INPUT DATA =
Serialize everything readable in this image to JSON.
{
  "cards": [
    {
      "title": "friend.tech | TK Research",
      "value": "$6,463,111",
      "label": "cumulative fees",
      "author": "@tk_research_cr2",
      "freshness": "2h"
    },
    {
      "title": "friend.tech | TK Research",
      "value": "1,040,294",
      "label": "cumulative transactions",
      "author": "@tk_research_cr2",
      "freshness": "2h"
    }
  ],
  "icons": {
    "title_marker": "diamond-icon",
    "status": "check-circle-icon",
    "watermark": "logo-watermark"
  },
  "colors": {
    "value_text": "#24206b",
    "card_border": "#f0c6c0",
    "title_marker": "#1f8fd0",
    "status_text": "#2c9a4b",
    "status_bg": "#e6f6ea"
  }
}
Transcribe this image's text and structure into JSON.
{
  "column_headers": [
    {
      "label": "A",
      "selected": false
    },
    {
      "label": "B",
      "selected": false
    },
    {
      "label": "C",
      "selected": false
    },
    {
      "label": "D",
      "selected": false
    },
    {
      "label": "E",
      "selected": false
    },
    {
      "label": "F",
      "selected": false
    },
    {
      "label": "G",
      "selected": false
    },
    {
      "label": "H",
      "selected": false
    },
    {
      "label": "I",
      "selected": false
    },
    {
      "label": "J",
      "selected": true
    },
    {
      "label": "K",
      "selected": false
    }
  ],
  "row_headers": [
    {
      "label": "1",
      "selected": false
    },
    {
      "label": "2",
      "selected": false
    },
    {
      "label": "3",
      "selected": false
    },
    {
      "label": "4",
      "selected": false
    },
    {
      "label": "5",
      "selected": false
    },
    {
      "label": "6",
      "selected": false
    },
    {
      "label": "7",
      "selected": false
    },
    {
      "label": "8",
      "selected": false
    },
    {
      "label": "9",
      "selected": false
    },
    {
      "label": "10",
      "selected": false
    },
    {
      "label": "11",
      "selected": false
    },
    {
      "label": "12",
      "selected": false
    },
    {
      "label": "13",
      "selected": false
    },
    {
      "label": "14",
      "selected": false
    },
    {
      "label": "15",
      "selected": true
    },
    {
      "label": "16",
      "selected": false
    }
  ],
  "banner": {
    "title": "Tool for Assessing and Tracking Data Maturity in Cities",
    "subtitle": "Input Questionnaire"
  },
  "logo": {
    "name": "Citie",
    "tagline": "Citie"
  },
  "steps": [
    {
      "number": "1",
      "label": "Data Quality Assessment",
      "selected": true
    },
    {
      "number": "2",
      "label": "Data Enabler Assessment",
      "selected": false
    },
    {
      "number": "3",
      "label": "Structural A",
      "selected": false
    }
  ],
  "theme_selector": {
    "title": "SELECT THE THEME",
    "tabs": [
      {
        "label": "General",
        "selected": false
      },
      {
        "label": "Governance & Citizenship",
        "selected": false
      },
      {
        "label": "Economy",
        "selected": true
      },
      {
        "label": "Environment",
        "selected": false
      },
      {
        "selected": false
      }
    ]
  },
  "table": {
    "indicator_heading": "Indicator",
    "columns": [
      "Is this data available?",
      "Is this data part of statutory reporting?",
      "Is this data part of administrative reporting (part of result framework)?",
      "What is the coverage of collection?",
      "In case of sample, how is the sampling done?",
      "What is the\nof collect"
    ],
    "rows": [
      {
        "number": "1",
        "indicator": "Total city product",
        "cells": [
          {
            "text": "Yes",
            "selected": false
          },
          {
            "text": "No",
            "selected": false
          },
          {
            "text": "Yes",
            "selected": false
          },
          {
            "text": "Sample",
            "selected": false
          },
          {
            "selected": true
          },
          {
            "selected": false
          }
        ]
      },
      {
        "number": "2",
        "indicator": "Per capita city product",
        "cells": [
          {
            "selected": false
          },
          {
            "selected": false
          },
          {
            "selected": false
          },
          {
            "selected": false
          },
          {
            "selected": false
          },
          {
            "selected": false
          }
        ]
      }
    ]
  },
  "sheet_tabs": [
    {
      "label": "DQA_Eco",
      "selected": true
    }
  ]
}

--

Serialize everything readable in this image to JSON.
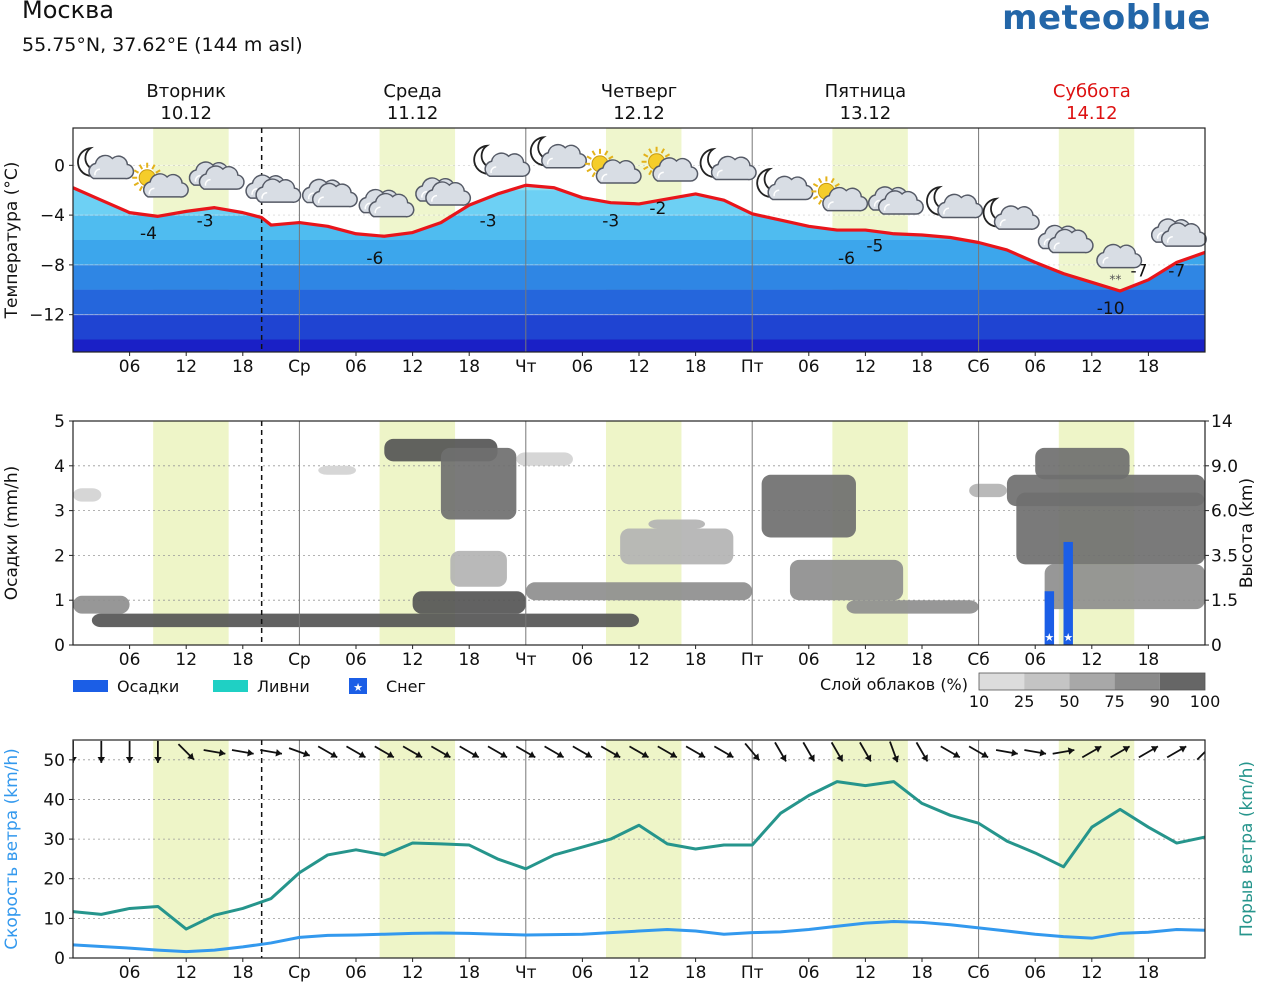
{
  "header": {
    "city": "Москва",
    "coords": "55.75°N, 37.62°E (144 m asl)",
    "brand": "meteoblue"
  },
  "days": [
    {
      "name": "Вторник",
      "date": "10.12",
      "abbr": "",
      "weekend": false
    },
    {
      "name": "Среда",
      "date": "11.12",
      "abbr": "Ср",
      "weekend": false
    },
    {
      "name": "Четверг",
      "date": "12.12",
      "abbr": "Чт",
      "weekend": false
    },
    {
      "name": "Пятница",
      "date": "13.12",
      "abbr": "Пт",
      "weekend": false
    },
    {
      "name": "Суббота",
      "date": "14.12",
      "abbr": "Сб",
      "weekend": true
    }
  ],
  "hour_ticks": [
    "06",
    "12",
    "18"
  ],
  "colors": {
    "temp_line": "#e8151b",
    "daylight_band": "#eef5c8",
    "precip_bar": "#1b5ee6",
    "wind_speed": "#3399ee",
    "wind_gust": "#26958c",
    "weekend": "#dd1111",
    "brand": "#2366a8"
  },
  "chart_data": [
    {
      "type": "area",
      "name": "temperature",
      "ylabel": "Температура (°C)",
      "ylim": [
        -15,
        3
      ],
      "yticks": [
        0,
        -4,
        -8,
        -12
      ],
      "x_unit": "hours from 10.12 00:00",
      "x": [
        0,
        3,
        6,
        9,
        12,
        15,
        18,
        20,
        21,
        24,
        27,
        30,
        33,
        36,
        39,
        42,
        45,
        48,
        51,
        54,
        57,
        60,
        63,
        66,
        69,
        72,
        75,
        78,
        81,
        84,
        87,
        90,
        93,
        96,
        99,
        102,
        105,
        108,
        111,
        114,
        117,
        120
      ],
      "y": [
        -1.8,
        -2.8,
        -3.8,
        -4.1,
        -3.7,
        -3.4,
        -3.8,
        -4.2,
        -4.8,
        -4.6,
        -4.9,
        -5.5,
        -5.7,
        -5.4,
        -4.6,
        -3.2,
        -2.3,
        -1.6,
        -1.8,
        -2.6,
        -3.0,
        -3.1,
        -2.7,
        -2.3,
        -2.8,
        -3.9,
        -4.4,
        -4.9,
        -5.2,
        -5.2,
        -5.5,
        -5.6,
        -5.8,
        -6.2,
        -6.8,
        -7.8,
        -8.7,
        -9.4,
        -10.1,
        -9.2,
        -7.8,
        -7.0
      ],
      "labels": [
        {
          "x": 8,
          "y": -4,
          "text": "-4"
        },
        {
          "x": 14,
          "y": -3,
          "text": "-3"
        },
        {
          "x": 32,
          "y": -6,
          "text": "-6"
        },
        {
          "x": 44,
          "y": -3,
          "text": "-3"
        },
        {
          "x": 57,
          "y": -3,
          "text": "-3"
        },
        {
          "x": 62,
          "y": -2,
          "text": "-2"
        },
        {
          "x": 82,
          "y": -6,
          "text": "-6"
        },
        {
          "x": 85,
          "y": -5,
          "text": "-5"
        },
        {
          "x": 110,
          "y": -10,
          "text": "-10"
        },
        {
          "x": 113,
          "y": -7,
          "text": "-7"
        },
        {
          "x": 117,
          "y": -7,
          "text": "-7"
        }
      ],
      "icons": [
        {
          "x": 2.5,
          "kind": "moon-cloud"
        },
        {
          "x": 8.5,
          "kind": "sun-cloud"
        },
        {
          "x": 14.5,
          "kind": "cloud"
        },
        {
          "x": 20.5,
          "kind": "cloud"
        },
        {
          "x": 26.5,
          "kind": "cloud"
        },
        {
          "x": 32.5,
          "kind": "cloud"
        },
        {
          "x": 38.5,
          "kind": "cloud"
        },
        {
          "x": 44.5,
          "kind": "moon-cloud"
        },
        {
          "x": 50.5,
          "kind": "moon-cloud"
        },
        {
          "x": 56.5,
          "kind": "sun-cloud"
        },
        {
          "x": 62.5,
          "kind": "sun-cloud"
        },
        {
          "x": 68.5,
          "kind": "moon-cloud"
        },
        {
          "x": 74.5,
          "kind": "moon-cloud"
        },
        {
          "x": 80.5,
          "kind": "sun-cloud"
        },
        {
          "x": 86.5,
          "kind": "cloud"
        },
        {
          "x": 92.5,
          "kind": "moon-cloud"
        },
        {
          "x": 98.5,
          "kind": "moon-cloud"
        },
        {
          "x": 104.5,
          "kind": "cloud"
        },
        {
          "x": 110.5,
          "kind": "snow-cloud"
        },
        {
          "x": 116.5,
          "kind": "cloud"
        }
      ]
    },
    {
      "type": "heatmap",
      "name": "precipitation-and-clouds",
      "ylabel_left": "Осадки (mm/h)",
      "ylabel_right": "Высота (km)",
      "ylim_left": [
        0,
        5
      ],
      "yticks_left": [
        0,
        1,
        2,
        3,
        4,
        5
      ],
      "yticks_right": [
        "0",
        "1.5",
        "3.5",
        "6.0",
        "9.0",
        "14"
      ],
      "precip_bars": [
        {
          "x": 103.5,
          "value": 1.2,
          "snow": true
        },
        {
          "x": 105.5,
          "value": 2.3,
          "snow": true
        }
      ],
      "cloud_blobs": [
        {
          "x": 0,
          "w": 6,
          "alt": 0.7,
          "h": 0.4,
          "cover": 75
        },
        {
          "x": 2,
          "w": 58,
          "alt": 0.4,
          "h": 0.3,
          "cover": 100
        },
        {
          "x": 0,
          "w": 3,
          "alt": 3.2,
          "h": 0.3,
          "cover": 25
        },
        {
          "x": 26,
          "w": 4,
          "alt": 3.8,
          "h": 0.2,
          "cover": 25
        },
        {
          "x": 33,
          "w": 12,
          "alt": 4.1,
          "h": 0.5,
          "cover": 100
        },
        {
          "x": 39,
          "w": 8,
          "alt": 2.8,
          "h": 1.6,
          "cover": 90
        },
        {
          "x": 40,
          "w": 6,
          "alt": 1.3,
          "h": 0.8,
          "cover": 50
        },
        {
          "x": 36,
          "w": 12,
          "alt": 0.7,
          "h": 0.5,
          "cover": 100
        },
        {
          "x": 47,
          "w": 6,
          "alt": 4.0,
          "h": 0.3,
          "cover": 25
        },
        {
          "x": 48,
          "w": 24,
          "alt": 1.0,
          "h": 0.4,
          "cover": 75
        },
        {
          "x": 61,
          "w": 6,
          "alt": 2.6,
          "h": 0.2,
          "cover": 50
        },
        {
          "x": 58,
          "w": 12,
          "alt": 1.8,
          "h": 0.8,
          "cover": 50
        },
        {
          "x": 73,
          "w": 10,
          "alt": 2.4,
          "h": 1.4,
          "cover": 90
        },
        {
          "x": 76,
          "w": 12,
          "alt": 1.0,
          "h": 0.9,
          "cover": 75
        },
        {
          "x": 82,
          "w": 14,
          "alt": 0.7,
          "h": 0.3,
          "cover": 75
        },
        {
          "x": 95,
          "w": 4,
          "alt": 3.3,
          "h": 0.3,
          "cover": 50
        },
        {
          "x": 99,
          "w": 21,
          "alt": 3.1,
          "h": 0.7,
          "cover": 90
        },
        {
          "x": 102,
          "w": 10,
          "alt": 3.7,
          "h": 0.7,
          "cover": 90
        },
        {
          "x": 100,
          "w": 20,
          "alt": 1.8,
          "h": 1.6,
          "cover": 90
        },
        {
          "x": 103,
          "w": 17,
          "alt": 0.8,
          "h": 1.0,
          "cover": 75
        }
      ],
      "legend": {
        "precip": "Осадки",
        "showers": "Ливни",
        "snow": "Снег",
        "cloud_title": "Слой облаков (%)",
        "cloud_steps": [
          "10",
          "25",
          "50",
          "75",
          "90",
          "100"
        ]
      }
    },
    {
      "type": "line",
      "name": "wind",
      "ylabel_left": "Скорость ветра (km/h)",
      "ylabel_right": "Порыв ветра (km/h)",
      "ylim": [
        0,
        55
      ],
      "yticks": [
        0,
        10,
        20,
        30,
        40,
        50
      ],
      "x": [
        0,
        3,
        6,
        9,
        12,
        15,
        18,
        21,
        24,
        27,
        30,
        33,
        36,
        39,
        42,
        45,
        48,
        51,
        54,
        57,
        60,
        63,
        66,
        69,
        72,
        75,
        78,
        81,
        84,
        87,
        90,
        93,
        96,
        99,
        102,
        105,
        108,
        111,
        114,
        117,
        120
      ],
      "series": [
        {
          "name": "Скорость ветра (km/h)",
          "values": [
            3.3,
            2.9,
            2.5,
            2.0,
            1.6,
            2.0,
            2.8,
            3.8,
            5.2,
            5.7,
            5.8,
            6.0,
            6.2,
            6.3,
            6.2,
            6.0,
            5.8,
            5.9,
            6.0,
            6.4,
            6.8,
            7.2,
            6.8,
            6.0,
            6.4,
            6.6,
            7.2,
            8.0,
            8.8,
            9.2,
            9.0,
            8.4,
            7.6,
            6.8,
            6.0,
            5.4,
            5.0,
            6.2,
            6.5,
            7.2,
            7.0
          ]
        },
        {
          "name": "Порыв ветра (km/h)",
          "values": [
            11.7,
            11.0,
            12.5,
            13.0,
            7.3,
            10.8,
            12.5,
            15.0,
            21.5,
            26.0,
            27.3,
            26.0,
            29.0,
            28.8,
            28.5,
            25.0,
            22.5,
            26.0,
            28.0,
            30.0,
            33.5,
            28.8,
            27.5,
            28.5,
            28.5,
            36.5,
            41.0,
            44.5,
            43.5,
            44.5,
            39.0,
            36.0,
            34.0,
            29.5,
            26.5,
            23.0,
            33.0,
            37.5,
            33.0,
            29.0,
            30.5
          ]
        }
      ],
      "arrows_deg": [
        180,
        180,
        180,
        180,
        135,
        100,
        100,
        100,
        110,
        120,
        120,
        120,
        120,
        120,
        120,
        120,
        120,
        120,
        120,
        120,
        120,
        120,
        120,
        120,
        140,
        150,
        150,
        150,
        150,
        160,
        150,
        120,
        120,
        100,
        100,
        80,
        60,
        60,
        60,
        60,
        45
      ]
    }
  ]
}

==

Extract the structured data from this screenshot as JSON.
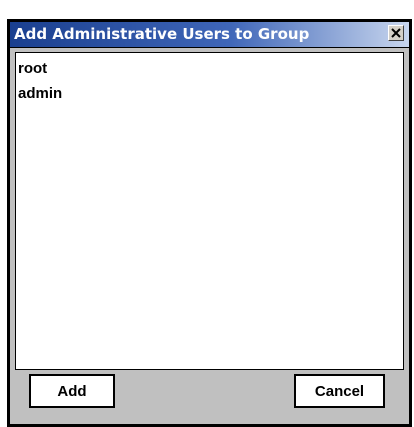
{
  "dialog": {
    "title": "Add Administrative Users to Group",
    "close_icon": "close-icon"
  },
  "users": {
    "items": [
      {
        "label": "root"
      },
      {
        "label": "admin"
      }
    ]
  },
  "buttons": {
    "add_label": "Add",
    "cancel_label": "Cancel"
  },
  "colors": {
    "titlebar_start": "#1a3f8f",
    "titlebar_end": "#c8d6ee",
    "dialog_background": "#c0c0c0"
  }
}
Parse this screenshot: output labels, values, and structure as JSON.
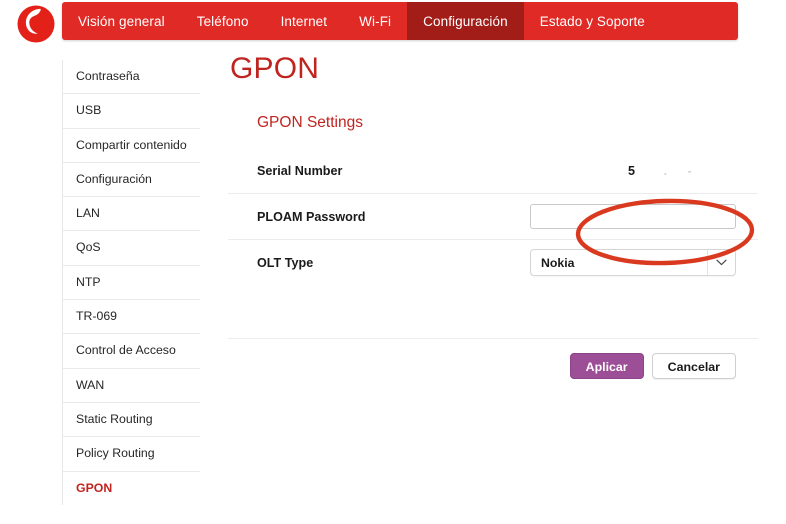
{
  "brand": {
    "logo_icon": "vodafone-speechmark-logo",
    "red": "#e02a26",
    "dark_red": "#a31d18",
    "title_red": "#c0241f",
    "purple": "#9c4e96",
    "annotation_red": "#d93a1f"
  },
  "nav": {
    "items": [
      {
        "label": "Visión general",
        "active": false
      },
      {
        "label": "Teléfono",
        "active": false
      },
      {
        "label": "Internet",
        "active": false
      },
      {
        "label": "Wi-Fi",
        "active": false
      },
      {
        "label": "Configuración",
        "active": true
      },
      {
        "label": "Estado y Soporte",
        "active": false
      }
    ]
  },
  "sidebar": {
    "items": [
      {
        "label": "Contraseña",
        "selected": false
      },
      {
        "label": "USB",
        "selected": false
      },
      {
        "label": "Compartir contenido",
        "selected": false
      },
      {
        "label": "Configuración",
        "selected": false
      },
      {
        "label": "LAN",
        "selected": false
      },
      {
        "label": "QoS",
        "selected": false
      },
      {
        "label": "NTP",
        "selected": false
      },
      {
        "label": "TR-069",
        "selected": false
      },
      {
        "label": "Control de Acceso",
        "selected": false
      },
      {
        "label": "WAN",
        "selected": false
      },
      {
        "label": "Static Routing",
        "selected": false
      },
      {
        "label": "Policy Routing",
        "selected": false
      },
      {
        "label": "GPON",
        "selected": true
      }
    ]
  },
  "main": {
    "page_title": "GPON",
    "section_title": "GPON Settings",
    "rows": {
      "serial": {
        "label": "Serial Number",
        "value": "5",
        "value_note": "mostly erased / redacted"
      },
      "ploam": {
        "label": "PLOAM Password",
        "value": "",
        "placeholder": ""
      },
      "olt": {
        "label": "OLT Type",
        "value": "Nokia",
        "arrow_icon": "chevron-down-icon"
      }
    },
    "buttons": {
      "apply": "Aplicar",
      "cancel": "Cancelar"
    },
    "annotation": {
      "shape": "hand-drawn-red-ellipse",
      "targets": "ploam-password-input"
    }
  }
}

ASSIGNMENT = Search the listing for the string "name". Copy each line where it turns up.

SOLUTION FOR THIS TASK =
    "name": "Citie",
      "name": "Вторник",
      "name": "Среда",
      "name": "Четверг",
      "name": "Пятница",
      "name": "Суббота",
      "name": "temperature",
      "name": "precipitation-and-clouds",
      "name": "wind",
          "name": "Скорость ветра (km/h)",
          "name": "Порыв ветра (km/h)",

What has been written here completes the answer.